Provided records: Begin

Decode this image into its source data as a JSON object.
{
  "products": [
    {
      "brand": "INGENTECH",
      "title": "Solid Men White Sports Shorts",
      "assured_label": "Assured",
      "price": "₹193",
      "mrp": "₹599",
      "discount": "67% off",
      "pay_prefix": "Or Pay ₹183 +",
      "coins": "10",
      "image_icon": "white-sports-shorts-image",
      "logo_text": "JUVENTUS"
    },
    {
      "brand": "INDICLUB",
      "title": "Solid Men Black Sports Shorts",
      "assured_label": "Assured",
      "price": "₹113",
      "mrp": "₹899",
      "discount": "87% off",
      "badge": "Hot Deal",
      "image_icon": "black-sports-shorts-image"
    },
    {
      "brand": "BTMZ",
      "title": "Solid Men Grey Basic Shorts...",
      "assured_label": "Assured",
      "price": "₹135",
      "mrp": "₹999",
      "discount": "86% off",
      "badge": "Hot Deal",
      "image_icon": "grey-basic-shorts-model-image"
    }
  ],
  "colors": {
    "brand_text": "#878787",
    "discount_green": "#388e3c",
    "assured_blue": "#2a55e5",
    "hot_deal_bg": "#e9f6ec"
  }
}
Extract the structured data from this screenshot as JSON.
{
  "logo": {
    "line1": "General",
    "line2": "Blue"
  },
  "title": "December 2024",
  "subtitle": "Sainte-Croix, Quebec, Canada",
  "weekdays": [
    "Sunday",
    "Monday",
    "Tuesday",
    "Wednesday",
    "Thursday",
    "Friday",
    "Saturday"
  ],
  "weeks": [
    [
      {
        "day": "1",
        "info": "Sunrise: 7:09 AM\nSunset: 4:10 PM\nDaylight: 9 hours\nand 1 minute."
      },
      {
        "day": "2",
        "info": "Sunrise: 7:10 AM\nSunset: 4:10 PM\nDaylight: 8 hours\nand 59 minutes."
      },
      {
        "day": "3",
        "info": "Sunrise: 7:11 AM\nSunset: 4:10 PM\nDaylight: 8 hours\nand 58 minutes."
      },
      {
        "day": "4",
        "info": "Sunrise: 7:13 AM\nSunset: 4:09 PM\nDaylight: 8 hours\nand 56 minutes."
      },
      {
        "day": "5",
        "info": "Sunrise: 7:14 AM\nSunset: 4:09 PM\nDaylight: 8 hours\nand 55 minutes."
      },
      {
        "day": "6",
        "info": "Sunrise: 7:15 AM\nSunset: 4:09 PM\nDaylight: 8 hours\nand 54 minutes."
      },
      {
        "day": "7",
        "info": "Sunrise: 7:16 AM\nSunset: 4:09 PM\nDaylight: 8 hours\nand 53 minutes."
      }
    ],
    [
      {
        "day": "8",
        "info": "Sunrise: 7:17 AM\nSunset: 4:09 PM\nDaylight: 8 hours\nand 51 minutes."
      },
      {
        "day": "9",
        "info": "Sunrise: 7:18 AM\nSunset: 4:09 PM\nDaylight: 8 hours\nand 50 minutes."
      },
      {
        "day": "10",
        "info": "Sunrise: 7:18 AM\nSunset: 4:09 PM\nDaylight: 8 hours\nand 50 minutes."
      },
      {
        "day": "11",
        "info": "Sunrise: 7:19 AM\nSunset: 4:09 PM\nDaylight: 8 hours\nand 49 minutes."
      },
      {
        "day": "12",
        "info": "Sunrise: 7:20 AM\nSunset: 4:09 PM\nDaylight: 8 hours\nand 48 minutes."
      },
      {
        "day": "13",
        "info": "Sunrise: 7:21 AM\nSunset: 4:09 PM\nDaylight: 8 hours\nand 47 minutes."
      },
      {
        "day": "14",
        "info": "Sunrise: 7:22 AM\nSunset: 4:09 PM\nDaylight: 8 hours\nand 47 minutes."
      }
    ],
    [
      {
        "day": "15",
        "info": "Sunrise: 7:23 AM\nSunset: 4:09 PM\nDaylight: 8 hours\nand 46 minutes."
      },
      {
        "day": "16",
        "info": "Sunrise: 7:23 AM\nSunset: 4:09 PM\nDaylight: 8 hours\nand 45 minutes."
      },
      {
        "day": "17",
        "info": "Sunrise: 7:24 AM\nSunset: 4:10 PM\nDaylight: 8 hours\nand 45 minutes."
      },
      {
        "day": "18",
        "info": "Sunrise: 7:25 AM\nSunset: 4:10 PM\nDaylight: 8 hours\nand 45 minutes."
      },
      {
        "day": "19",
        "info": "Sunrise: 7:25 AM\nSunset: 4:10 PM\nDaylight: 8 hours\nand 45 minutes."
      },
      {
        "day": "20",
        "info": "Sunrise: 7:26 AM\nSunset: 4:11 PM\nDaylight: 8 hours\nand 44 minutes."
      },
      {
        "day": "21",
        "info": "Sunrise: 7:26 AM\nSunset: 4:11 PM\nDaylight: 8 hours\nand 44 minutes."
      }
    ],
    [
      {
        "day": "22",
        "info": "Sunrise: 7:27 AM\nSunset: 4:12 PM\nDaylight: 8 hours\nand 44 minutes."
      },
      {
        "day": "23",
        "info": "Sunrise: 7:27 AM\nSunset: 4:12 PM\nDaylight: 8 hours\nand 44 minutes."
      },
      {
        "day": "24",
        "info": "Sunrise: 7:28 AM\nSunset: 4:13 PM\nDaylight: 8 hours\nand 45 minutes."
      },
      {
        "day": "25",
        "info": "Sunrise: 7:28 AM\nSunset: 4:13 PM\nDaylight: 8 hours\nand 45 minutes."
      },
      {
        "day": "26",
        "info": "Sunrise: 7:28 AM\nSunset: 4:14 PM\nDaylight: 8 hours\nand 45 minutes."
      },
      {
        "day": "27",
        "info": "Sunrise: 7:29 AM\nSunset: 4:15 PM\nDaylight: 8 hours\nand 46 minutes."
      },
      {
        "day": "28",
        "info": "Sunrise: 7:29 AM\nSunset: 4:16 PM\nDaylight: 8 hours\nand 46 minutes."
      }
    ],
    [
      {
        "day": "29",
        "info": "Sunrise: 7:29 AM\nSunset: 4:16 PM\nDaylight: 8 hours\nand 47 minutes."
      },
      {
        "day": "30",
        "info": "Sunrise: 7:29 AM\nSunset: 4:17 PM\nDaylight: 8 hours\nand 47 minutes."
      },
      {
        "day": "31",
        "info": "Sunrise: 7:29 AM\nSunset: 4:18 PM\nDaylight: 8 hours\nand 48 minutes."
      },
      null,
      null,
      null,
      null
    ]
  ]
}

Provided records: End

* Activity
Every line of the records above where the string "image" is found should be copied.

* Output for this task
Decode this image into its source data as a JSON object.
      "image_icon": "white-sports-shorts-image",
      "image_icon": "black-sports-shorts-image"
      "image_icon": "grey-basic-shorts-model-image"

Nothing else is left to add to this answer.